Debit vs Credit
A debit card is linked to your checking account. Once you swipe and enter your pin, the money is deducted from your bank account in real time.
You may have noticed that you can also use the credit option when using your debit card. Selecting this option at the time of purchase does not suddenly turn your debit card into a line of credit you can borrow from. This purchase doesn’t require a PIN and the transaction happens offline. Once the merchant batches their receipts and reconciles them with the credit card company, your transaction goes through. This can take roughly two to three days. The credit option is not credit as nothing is borrowed from the bank, it’s your money.
When you use a credit card, you are actually borrowing the money from a bank to make a purchase with the intent to pay it back when the bill arrives. If you don’t pay your bill in full when it arrives, you will be charged interest which means that you will actually be paying more for your purchases.
The issue of security should always remain a consideration when using both your debit card and credit card.
- With a fraudulent credit card purchase, the consumer’s liability is limited to $50 or less, if the fraud is reported within 60 days.
- For a debit card, acting fast limits your liability for charges you didn’t authorize. Report the loss or theft of your card as quickly as possible. Many companies have toll-free numbers and 24-hour service for such emergencies. Once you report the loss of your ATM or debit card, federal law says you cannot be held liable for unauthorized transfers that occur after that time.

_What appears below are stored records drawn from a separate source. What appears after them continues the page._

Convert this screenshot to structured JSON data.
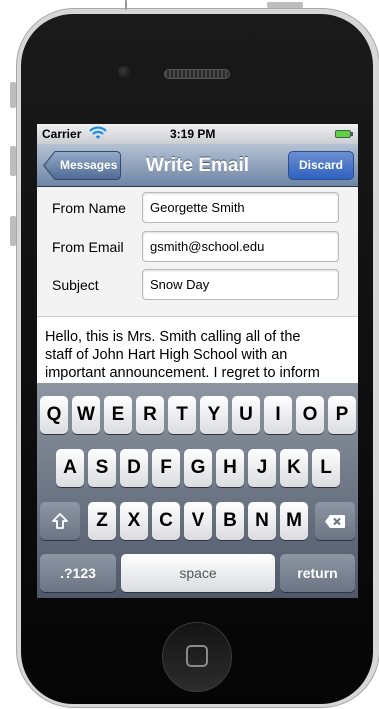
{
  "status_bar": {
    "carrier": "Carrier",
    "time": "3:19 PM"
  },
  "nav": {
    "back_label": "Messages",
    "title": "Write Email",
    "discard_label": "Discard"
  },
  "form": {
    "from_name_label": "From Name",
    "from_name_value": "Georgette Smith",
    "from_email_label": "From Email",
    "from_email_value": "gsmith@school.edu",
    "subject_label": "Subject",
    "subject_value": "Snow Day"
  },
  "body": {
    "line1": "Hello, this is Mrs. Smith calling all of the",
    "line2": "staff of John Hart High School with an",
    "line3": "important announcement. I regret to inform"
  },
  "keyboard": {
    "row1": [
      "Q",
      "W",
      "E",
      "R",
      "T",
      "Y",
      "U",
      "I",
      "O",
      "P"
    ],
    "row2": [
      "A",
      "S",
      "D",
      "F",
      "G",
      "H",
      "J",
      "K",
      "L"
    ],
    "row3": [
      "Z",
      "X",
      "C",
      "V",
      "B",
      "N",
      "M"
    ],
    "numbers_label": ".?123",
    "space_label": "space",
    "return_label": "return",
    "shift_icon": "shift-arrow-icon",
    "delete_icon": "backspace-icon"
  }
}
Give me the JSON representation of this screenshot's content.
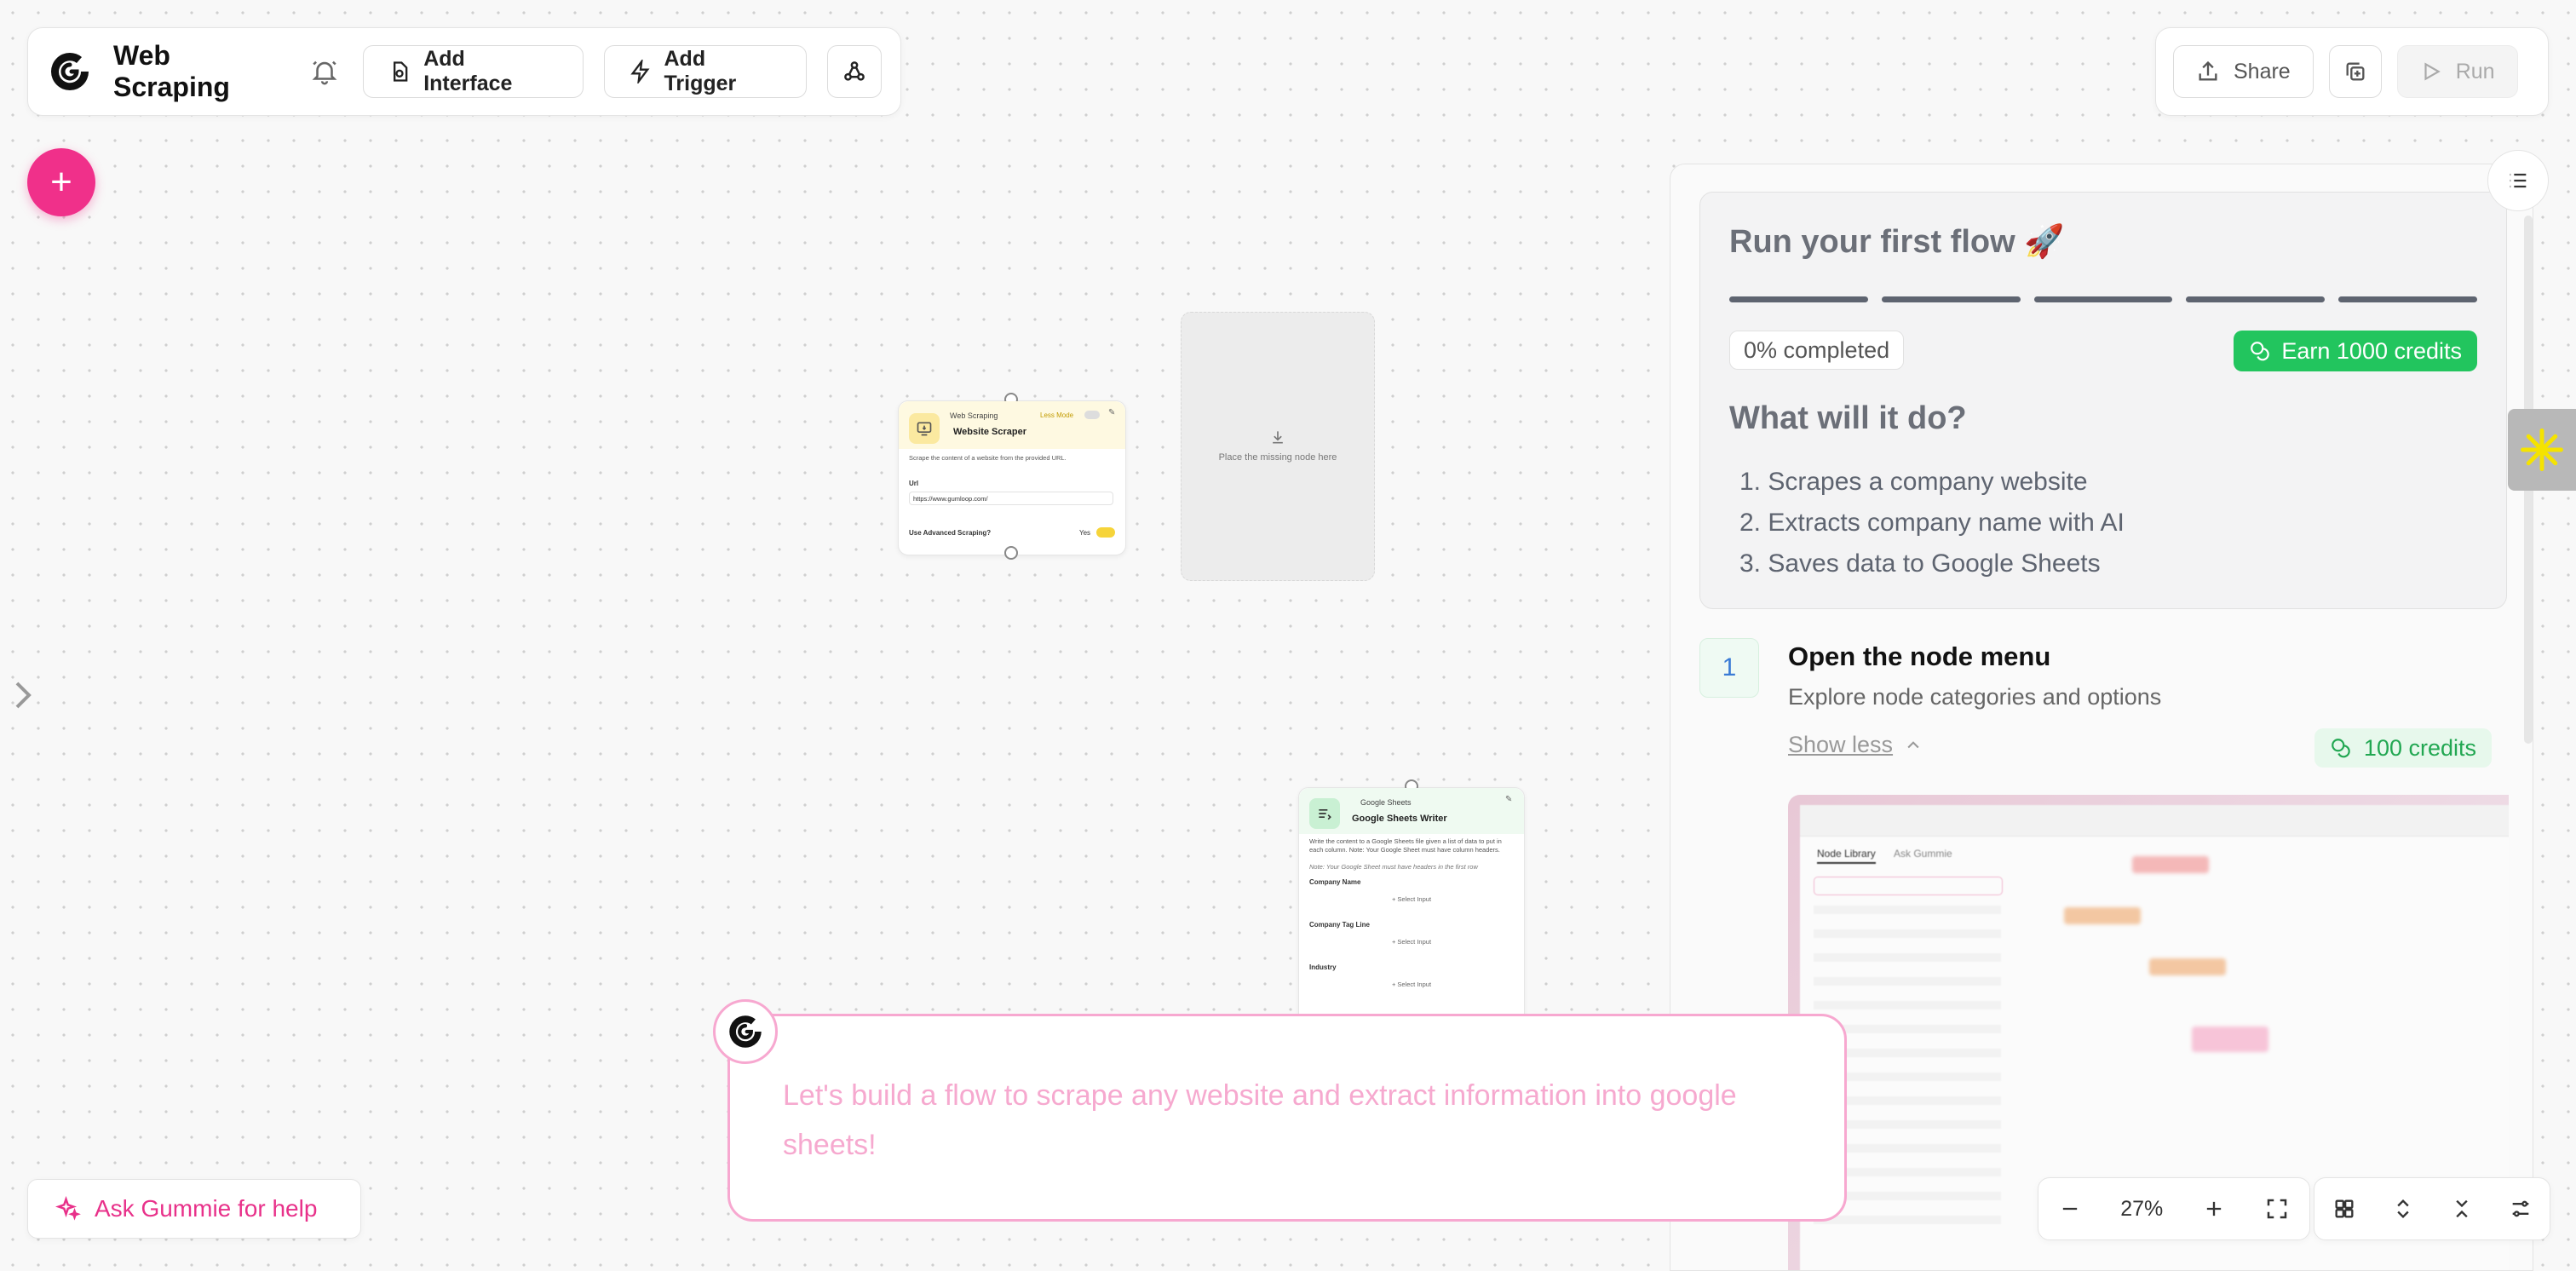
{
  "toolbar": {
    "title": "Web Scraping",
    "add_interface": "Add Interface",
    "add_trigger": "Add Trigger"
  },
  "top_right": {
    "share": "Share",
    "run": "Run"
  },
  "nodes": {
    "scraper": {
      "category": "Web Scraping",
      "mode": "Less Mode",
      "name": "Website Scraper",
      "description": "Scrape the content of a website from the provided URL.",
      "url_label": "Url",
      "url_value": "https://www.gumloop.com/",
      "advanced_label": "Use Advanced Scraping?",
      "advanced_value": "Yes"
    },
    "placeholder": {
      "text": "Place the missing node here"
    },
    "sheets": {
      "category": "Google Sheets",
      "name": "Google Sheets Writer",
      "description": "Write the content to a Google Sheets file given a list of data to put in each column. Note: Your Google Sheet must have column headers.",
      "note": "Note: Your Google Sheet must have headers in the first row",
      "fields": [
        {
          "label": "Company Name",
          "input": "+ Select Input"
        },
        {
          "label": "Company Tag Line",
          "input": "+ Select Input"
        },
        {
          "label": "Industry",
          "input": "+ Select Input"
        }
      ]
    }
  },
  "guide": {
    "title": "Run your first flow 🚀",
    "progress_percent": 0,
    "progress_text": "0% completed",
    "earn_badge": "Earn 1000 credits",
    "what_title": "What will it do?",
    "steps": [
      "1. Scrapes a company website",
      "2. Extracts company name with AI",
      "3. Saves data to Google Sheets"
    ],
    "step_number": "1",
    "step_title": "Open the node menu",
    "step_desc": "Explore node categories and options",
    "show_less": "Show less",
    "credits_badge": "100 credits"
  },
  "preview": {
    "tab_active": "Node Library",
    "tab_other": "Ask Gummie"
  },
  "chat": {
    "message": "Let's build a flow to scrape any website and extract information into google sheets!"
  },
  "help": {
    "label": "Ask Gummie for help"
  },
  "zoom": {
    "level": "27%"
  },
  "colors": {
    "accent_pink": "#f0308a",
    "green": "#22c55e",
    "chat_text": "#f6a9cf"
  }
}
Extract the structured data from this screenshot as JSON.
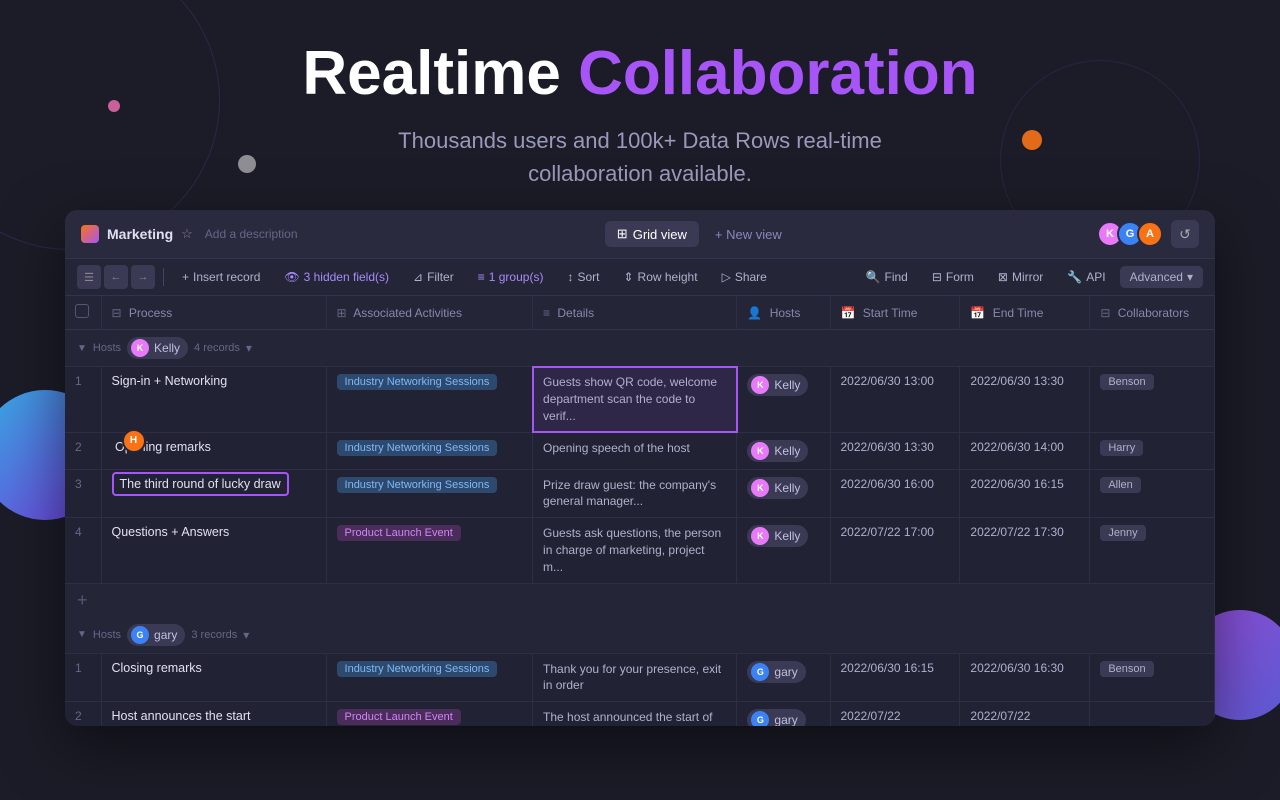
{
  "hero": {
    "title_plain": "Realtime",
    "title_highlight": "Collaboration",
    "subtitle_line1": "Thousands users and 100k+ Data Rows real-time",
    "subtitle_line2": "collaboration available."
  },
  "window": {
    "workspace_name": "Marketing",
    "add_description": "Add a description",
    "star_label": "☆",
    "tabs": [
      {
        "label": "Grid view",
        "icon": "⊞",
        "active": true
      },
      {
        "label": "+ New view",
        "active": false
      }
    ],
    "avatars": [
      {
        "initials": "K",
        "color": "#e879f9"
      },
      {
        "initials": "G",
        "color": "#3b82f6"
      },
      {
        "initials": "A",
        "color": "#f97316"
      }
    ],
    "refresh_icon": "↺"
  },
  "toolbar": {
    "nav_back": "←",
    "nav_forward": "→",
    "insert_record": "Insert record",
    "hidden_fields": "3 hidden field(s)",
    "filter": "Filter",
    "group": "1 group(s)",
    "sort": "Sort",
    "row_height": "Row height",
    "share": "Share",
    "find": "Find",
    "form": "Form",
    "mirror": "Mirror",
    "api": "API",
    "advanced": "Advanced"
  },
  "table": {
    "columns": [
      {
        "label": "",
        "icon": ""
      },
      {
        "label": "Process",
        "icon": "⊟"
      },
      {
        "label": "Associated Activities",
        "icon": "⊞"
      },
      {
        "label": "Details",
        "icon": "≡"
      },
      {
        "label": "Hosts",
        "icon": "👤"
      },
      {
        "label": "Start Time",
        "icon": "📅"
      },
      {
        "label": "End Time",
        "icon": "📅"
      },
      {
        "label": "Collaborators",
        "icon": "⊟"
      }
    ],
    "groups": [
      {
        "group_label": "Hosts",
        "group_value": "Kelly",
        "group_count": "4 records",
        "avatar_color": "#e879f9",
        "rows": [
          {
            "num": "1",
            "process": "Sign-in + Networking",
            "selected": false,
            "activity": "Industry Networking Sessions",
            "activity_type": "networking",
            "details": "Guests show QR code, welcome department scan the code to verif...",
            "host": "Kelly",
            "host_color": "#e879f9",
            "start": "2022/06/30 13:00",
            "end": "2022/06/30 13:30",
            "collaborator": "Benson",
            "details_selected": true
          },
          {
            "num": "2",
            "process": "Opening remarks",
            "selected": false,
            "activity": "Industry Networking Sessions",
            "activity_type": "networking",
            "details": "Opening speech of the host",
            "host": "Kelly",
            "host_color": "#e879f9",
            "start": "2022/06/30 13:30",
            "end": "2022/06/30 14:00",
            "collaborator": "Harry",
            "details_selected": false,
            "has_avatar": true,
            "avatar_color": "#f97316",
            "avatar_initial": "H"
          },
          {
            "num": "3",
            "process": "The third round of lucky draw",
            "selected": true,
            "activity": "Industry Networking Sessions",
            "activity_type": "networking",
            "details": "Prize draw guest: the company's general manager...",
            "host": "Kelly",
            "host_color": "#e879f9",
            "start": "2022/06/30 16:00",
            "end": "2022/06/30 16:15",
            "collaborator": "Allen",
            "details_selected": false
          },
          {
            "num": "4",
            "process": "Questions + Answers",
            "selected": false,
            "activity": "Product Launch Event",
            "activity_type": "product",
            "details": "Guests ask questions, the person in charge of marketing, project m...",
            "host": "Kelly",
            "host_color": "#e879f9",
            "start": "2022/07/22 17:00",
            "end": "2022/07/22 17:30",
            "collaborator": "Jenny",
            "details_selected": false
          }
        ]
      },
      {
        "group_label": "Hosts",
        "group_value": "gary",
        "group_count": "3 records",
        "avatar_color": "#3b82f6",
        "rows": [
          {
            "num": "1",
            "process": "Closing remarks",
            "selected": false,
            "activity": "Industry Networking Sessions",
            "activity_type": "networking",
            "details": "Thank you for your presence, exit in order",
            "host": "gary",
            "host_color": "#3b82f6",
            "start": "2022/06/30 16:15",
            "end": "2022/06/30 16:30",
            "collaborator": "Benson",
            "details_selected": false
          },
          {
            "num": "2",
            "process": "Host announces the start",
            "selected": false,
            "activity": "Product Launch Event",
            "activity_type": "product",
            "details": "The host announced the start of th...",
            "host": "gary",
            "host_color": "#3b82f6",
            "start": "2022/07/22",
            "end": "2022/07/22",
            "collaborator": "",
            "details_selected": false
          }
        ]
      }
    ]
  }
}
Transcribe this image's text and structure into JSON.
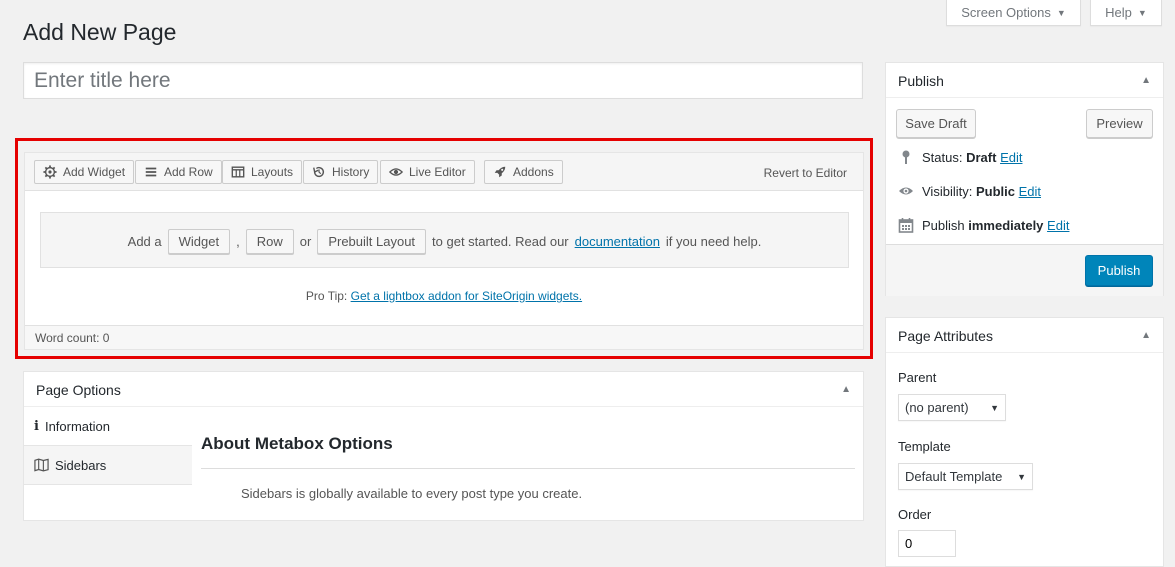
{
  "header": {
    "page_title": "Add New Page",
    "screen_options_label": "Screen Options",
    "help_label": "Help"
  },
  "title_field": {
    "placeholder": "Enter title here",
    "value": ""
  },
  "builder": {
    "toolbar": {
      "add_widget": "Add Widget",
      "add_row": "Add Row",
      "layouts": "Layouts",
      "history": "History",
      "live_editor": "Live Editor",
      "addons": "Addons",
      "revert": "Revert to Editor"
    },
    "welcome": {
      "prefix": "Add a",
      "widget": "Widget",
      "comma": ",",
      "row": "Row",
      "or": "or",
      "prebuilt": "Prebuilt Layout",
      "suffix_1": "to get started. Read our",
      "docs_link": "documentation",
      "suffix_2": "if you need help."
    },
    "protip": {
      "label": "Pro Tip:",
      "link": "Get a lightbox addon for SiteOrigin widgets."
    },
    "word_count": "Word count: 0"
  },
  "page_options": {
    "title": "Page Options",
    "tabs": [
      {
        "label": "Information",
        "icon": "info-icon"
      },
      {
        "label": "Sidebars",
        "icon": "map-icon"
      }
    ],
    "content_title": "About Metabox Options",
    "content_desc": "Sidebars is globally available to every post type you create."
  },
  "publish": {
    "title": "Publish",
    "save_draft": "Save Draft",
    "preview": "Preview",
    "status_label": "Status:",
    "status_value": "Draft",
    "visibility_label": "Visibility:",
    "visibility_value": "Public",
    "publish_label": "Publish",
    "publish_value": "immediately",
    "edit_label": "Edit",
    "publish_button": "Publish"
  },
  "page_attributes": {
    "title": "Page Attributes",
    "parent_label": "Parent",
    "parent_value": "(no parent)",
    "template_label": "Template",
    "template_value": "Default Template",
    "order_label": "Order",
    "order_value": "0"
  },
  "colors": {
    "accent": "#0085ba",
    "link": "#0073aa",
    "highlight": "#e50000"
  }
}
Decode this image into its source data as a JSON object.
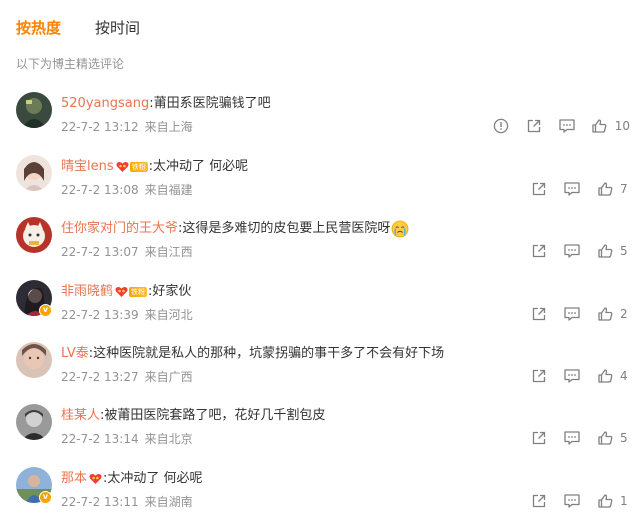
{
  "tabs": [
    {
      "label": "按热度",
      "active": true
    },
    {
      "label": "按时间",
      "active": false
    }
  ],
  "section_note": "以下为博主精选评论",
  "colors": {
    "accent": "#ff8200",
    "username": "#eb7350",
    "meta": "#939393",
    "icon": "#808080"
  },
  "comments": [
    {
      "user": "520yangsang",
      "text": ":莆田系医院骗钱了吧",
      "date": "22-7-2 13:12",
      "location": "来自上海",
      "likes": "10",
      "has_report": true,
      "fan_badge": false,
      "emoji": false,
      "verified": false,
      "avatar_icon": "dark-game-avatar"
    },
    {
      "user": "晴宝lens",
      "text": ":太冲动了 何必呢",
      "date": "22-7-2 13:08",
      "location": "来自福建",
      "likes": "7",
      "has_report": false,
      "fan_badge": true,
      "fan_label": "铁粉",
      "emoji": false,
      "verified": false,
      "avatar_icon": "girl-portrait-avatar"
    },
    {
      "user": "住你家对门的王大爷",
      "text": ":这得是多难切的皮包要上民营医院呀",
      "date": "22-7-2 13:07",
      "location": "来自江西",
      "likes": "5",
      "has_report": false,
      "fan_badge": false,
      "emoji": true,
      "emoji_icon": "crying-face-emoji",
      "verified": false,
      "avatar_icon": "lucky-cat-avatar"
    },
    {
      "user": "非雨晓鹤",
      "text": ":好家伙",
      "date": "22-7-2 13:39",
      "location": "来自河北",
      "likes": "2",
      "has_report": false,
      "fan_badge": true,
      "fan_label": "铁粉",
      "emoji": false,
      "verified": true,
      "avatar_icon": "woman-dark-hair-avatar"
    },
    {
      "user": "LV泰",
      "text": ":这种医院就是私人的那种，坑蒙拐骗的事干多了不会有好下场",
      "date": "22-7-2 13:27",
      "location": "来自广西",
      "likes": "4",
      "has_report": false,
      "fan_badge": false,
      "emoji": false,
      "verified": false,
      "avatar_icon": "woman-face-avatar"
    },
    {
      "user": "桂某人",
      "text": ":被莆田医院套路了吧，花好几千割包皮",
      "date": "22-7-2 13:14",
      "location": "来自北京",
      "likes": "5",
      "has_report": false,
      "fan_badge": false,
      "emoji": false,
      "verified": false,
      "avatar_icon": "man-grayscale-avatar"
    },
    {
      "user": "那本",
      "text": ":太冲动了 何必呢",
      "date": "22-7-2 13:11",
      "location": "来自湖南",
      "likes": "1",
      "has_report": false,
      "fan_badge": true,
      "fan_label": "",
      "emoji": false,
      "verified": true,
      "avatar_icon": "man-outdoor-avatar"
    }
  ]
}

- Because of the difference in fraud protection, if you are looking to use plastic, it’s best to use a credit card in a situation where a waiter or attendant takes the card from you. Also, use a credit card for phone and on-line purchases.